Saskatoon MLA recounts granddaughters' racist encounter

·3 min read
Betty Nippi-Albright, NDP MLA for Saskatoon Centre, took to social media to recount a racist encounter her granddaughters experienced.  (Kirk Fraser/CBC - image credit)
Betty Nippi-Albright, NDP MLA for Saskatoon Centre, took to social media to recount a racist encounter her granddaughters experienced. (Kirk Fraser/CBC - image credit)

An MLA from Saskatoon is sharing a racist encounter her young grandchildren had with a stranger earlier this week.

Betty Nippi-Albright, MLA for the Saskatoon Centre constituency, is an Indigenous woman from Kinistin Saulteaux Nation.

She said that on Tuesday, her young granddaughters had an experience while walking home from school with their dad when a man yelled out his car window.

"A Caucasian male yelled out 'you little f----ing savages,' is what he told my little grandchildren," Nippi-Albright said. "The children were just so frightened by being called that and the tone and the angry person that called them that, they were very upset."

She said the children's mother spent a lot of time talking to them, explaining that what had happened to them was not right.

"I was so frustrated as a grandmother because this is not the first time that's happened to my grandchildren or to Indigenous children," she said. "It's one thing to be racist against adults, but it's another thing when it's directed to small children that do not have the capacity to speak up and address racism."

Nippi-Albright made a social media post detailing the incident. She said the people commenting on the post helped her grandchildren feel supported and validated.

"That is just one example of how racism is so entrenched in our society in Saskatchewan," she said. "However, they're not as blatant as what happened with my grandchildren, they're very covert and they're easily justified."

Nippi-Albright said the reason her granddaughter's father did not go to the police was because of systemic racism in the police sector.

"There's an issue there, and this is what we face as visible Indigenous people, he has faced many many racist comments," she said. "What recourse do the police have in addressing that? How do they stop that?

"For us to report that in this case, to the police, they're not going to care."

The Saskatoon Police said in a statement that it encourages people to report incidents where they feel threatened or if their safety is in jeopardy.

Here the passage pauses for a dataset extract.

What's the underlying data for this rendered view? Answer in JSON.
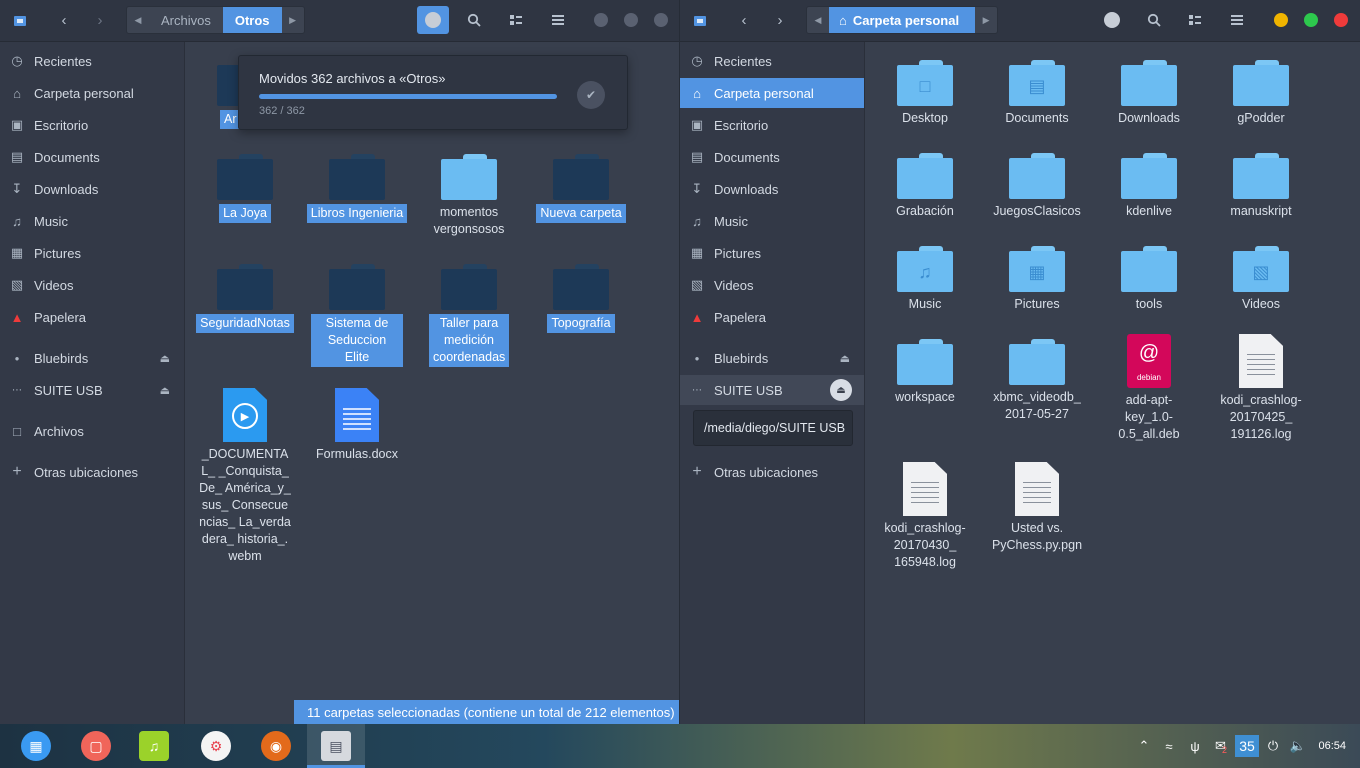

"Everyone deserves to feel safe in their community," it said.

Government response to systemic racism

Nippi-Albright said when she brought up her concerns about systemic racism in the legislative assembly on May 10, it was met with the "same rhetoric."

In a statement, the Government of Saskatchewan said systemic racism exists and there is work to be done to address it.

"Our government condemns all forms of racism, discrimination, intolerance and bigotry. We will continue to work within government and with our partners so that everyone in Saskatchewan can live, work, and raise a family without facing discrimination or racism," it said.

She said the government told her there is Aboriginal awareness training sessions offered within many organizations in the province.

"In my opinion, and in my experience as a visible Indigenous person, [that] doesn't do anything to change people's attitudes and the way they treat Indigenous people," Nippi-Albright said.

Nippi-Albright said she would like to see anti-racist training be mandatory for every worker in the province.

She said she urges the public to write letters to their elected officials, as well as co-ordinate and sign petitions if they believe systemic racism is a problem in the province.